The first Disc that is placed is called the Entry Maneuver Disc, and it is placed like this:
The edge of the Entry Maneuver Disc must touch at least 2 Pegs of the saucer, inside the Entry Arc that matches the saucer’s Type. As long as neither Peg is outside the Entry Arc, the Player can rotate the Maneuver Disc however they like. Now we can place more Discs!
Get the idea? As long as the Maneuver Discs can form an unbroken ‘chain’, edge-to-edge, the maneuver is legal, and the saucer can be moved to the end, completing the Maneuver. But what happens when it reaches the end?
This is where the interaction between the Maneuver Disc’s Centerline and the saucer’s Safe Zone comes in. The Saucer ends its Maneuver with its trailing Peg touching the edge of the Exit Maneuver Disc at its Exit Point. The Saucer can pivot on the trailing peg as its Player wishes, left or right, but, the pivot must leave the Centerline pointing inside the saucer’s Safe Zone.

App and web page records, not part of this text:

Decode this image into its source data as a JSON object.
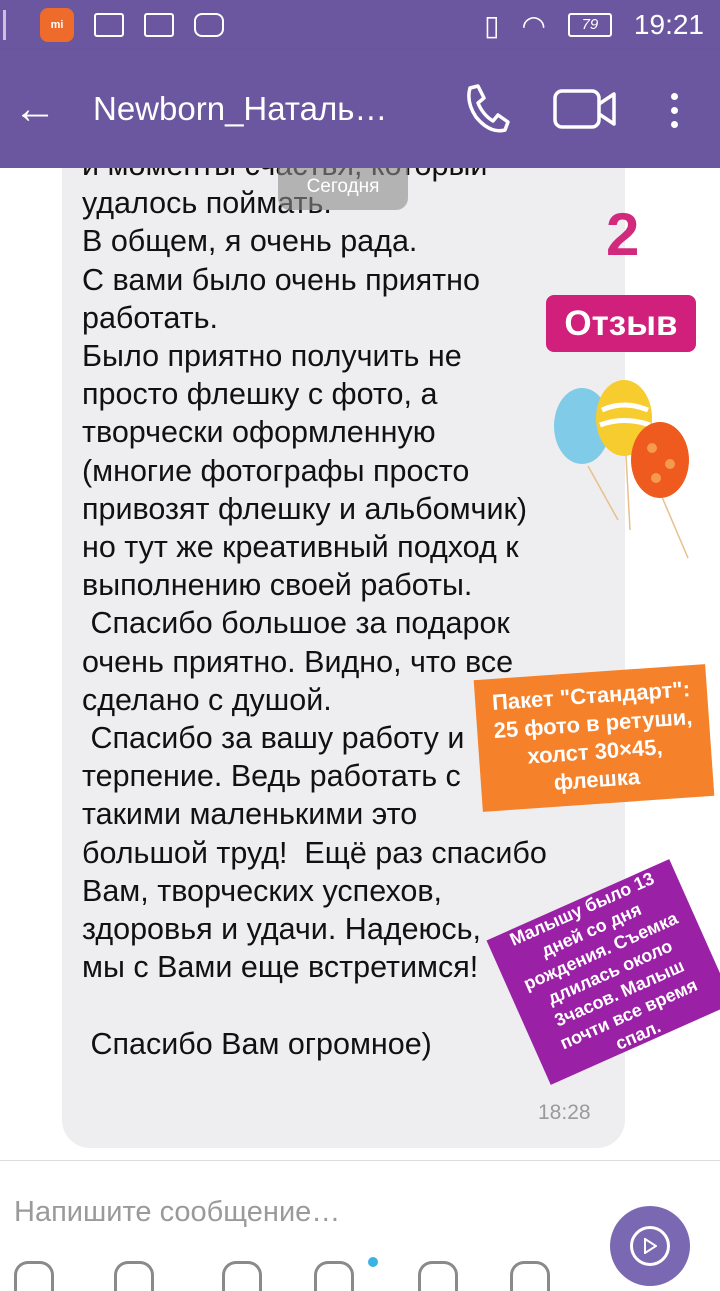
{
  "status_bar": {
    "battery": "79",
    "time": "19:21",
    "app_badge": "mi"
  },
  "header": {
    "back_label": "←",
    "title": "Newborn_Наталь…"
  },
  "chat": {
    "date_chip": "Сегодня",
    "message_text": "и моменты счастья, который\nудалось поймать.\nВ общем, я очень рада.\nС вами было очень приятно\nработать.\nБыло приятно получить не\nпросто флешку с фото, а\nтворчески оформленную\n(многие фотографы просто\nпривозят флешку и альбомчик)\nно тут же креативный подход к\nвыполнению своей работы.\n Спасибо большое за подарок\nочень приятно. Видно, что все\nсделано с душой.\n Спасибо за вашу работу и\nтерпение. Ведь работать с\nтакими маленькими это\nбольшой труд!  Ещё раз спасибо\nВам, творческих успехов,\nздоровья и удачи. Надеюсь,\nмы с Вами еще встретимся!\n\n Спасибо Вам огромное)",
    "time": "18:28"
  },
  "overlays": {
    "number": "2",
    "badge": "Отзыв",
    "orange_note": "Пакет \"Стандарт\": 25 фото в ретуши, холст 30×45, флешка",
    "purple_note": "Малышу было 13 дней со дня рождения. Съемка длилась около 3часов. Малыш почти все время спал."
  },
  "composer": {
    "placeholder": "Напишите сообщение…"
  },
  "colors": {
    "header": "#6b579f",
    "badge": "#d11f7c",
    "orange": "#f5822a",
    "purple": "#9a20a6",
    "send": "#7a68b3"
  }
}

This is because for all their uncanny maneuverability, even flying saucers have their limits before g-forces threaten to break them apart. ANTIC pilots are reminded of this with the saying: “Point it in the green, Dean!”

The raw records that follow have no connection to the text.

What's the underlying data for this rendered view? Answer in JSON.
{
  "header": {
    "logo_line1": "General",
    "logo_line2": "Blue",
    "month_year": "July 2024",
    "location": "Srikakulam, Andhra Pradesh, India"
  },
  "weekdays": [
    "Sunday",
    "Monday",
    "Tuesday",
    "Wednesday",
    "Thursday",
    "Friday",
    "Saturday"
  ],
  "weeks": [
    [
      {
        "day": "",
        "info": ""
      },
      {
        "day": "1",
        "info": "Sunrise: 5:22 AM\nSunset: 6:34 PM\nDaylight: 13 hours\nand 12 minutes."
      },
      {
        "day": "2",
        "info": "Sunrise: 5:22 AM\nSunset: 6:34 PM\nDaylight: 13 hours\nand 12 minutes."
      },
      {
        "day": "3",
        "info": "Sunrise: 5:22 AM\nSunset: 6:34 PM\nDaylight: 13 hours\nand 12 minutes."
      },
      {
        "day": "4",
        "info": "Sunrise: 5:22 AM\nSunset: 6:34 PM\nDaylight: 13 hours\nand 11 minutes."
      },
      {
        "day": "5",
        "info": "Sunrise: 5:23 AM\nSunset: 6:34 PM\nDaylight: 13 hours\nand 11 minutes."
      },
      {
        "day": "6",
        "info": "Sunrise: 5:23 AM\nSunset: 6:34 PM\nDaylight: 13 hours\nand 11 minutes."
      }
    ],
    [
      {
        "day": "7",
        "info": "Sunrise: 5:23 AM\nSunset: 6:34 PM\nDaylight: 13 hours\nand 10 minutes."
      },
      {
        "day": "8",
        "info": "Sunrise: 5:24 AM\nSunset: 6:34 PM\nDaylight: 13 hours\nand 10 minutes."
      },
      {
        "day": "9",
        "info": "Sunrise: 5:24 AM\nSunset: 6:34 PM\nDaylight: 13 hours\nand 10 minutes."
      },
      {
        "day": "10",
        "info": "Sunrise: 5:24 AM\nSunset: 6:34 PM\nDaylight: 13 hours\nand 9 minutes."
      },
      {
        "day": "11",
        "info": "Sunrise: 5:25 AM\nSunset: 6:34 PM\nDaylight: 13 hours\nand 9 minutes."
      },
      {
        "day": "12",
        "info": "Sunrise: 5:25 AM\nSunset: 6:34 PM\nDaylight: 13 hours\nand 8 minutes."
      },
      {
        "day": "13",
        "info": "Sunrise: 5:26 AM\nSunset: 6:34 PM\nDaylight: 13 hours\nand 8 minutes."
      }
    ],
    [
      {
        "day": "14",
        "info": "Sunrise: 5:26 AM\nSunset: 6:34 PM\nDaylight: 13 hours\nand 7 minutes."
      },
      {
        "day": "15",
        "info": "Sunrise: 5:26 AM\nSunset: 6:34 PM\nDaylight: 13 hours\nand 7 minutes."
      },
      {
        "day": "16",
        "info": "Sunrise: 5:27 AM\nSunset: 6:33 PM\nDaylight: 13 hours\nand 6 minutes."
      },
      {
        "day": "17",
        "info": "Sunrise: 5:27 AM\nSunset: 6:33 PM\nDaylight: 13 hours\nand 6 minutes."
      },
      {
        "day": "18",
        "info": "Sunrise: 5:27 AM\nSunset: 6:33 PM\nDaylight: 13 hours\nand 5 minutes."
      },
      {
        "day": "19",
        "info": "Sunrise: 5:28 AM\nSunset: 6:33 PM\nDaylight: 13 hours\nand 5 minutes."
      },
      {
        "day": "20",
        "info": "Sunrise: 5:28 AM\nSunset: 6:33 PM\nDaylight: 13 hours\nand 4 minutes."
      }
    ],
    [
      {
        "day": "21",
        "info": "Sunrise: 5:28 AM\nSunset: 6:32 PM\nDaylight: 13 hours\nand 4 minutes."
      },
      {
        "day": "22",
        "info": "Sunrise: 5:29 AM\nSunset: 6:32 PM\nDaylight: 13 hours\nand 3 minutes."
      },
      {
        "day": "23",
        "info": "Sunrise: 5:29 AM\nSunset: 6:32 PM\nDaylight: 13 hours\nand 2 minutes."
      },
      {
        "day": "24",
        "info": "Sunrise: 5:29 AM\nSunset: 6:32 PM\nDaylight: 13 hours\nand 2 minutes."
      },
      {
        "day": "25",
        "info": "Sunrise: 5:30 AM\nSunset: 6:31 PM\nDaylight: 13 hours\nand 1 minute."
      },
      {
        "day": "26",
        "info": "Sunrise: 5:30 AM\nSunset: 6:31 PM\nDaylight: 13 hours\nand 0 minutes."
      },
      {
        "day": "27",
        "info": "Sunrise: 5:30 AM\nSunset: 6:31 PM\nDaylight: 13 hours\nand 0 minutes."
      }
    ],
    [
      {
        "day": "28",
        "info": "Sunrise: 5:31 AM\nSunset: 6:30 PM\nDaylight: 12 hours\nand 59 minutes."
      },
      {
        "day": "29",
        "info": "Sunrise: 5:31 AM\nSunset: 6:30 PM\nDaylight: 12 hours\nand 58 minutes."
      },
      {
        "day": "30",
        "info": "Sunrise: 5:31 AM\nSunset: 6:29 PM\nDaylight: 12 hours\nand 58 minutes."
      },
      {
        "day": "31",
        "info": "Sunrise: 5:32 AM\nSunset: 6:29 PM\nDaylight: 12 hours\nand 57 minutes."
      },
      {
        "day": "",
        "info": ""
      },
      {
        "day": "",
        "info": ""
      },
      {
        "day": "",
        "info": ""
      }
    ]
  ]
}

Of course, that’s the ‘in-game’ explanation for this restriction. In truth, this is to prevent any tripod-mounted unit in the game from performing bootlegger turns at the end of each maneuver, which would negate a major skill aspect of the game. There’s got to be a certain amount of judgement at play, both to help players remain engaged with what’s happening on the table, and to ensure occasional misjudgements with the missed firing opportunities, mid-air collisions, and other mirth they provoke!
Yes, you can veer drunkenly across the sky in your saucer! The real advantage a saucer has over any other unit in Saucer War One is its ability to place the Entry Maneuver Disc against any two Pegs. This gives them unrivalled maneuverability that will turn any jet fighter-jockey green with envy. Conventional aircraft must always place their Entry Maneuver Disc against the left and right Pegs (in the Front Arc), no matter what.
Well, that’s how my frustration with the minor real-world problem of flight pegs led me to the design solution of the tripod pegs, which in turn led me to the Maneuver Disc. Funny how inspiration sometimes comes from the necessity of change, born from things we really shouldn’t get so worked up over.
I hope you’ve enjoyed this insight into my design process. If you have (or even if you have not!) please feel invited to comment, or even email me. I’m always happy to hear what others think of my mad solutions.